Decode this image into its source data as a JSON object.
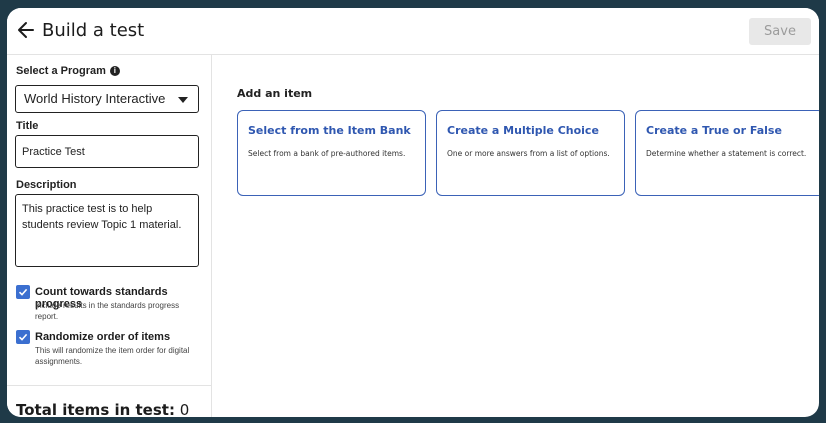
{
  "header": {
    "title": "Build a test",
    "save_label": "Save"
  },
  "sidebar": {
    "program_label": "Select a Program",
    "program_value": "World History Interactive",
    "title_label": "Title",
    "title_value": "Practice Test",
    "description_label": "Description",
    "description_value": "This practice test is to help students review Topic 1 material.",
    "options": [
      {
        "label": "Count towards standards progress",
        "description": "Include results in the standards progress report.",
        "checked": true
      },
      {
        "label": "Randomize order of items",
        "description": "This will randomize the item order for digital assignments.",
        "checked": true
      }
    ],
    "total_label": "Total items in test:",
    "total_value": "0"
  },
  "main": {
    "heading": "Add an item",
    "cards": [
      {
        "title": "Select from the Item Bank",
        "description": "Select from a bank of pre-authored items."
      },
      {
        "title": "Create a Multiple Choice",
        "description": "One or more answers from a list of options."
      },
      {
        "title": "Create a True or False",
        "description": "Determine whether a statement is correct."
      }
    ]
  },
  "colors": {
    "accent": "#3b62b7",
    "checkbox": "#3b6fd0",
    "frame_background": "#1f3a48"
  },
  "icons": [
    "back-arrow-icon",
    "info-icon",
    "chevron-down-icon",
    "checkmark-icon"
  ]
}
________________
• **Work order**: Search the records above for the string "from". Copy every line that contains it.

• **Exercise solution**:
        "title": "Select from the Item Bank",
        "description": "Select from a bank of pre-authored items."
        "description": "One or more answers from a list of options."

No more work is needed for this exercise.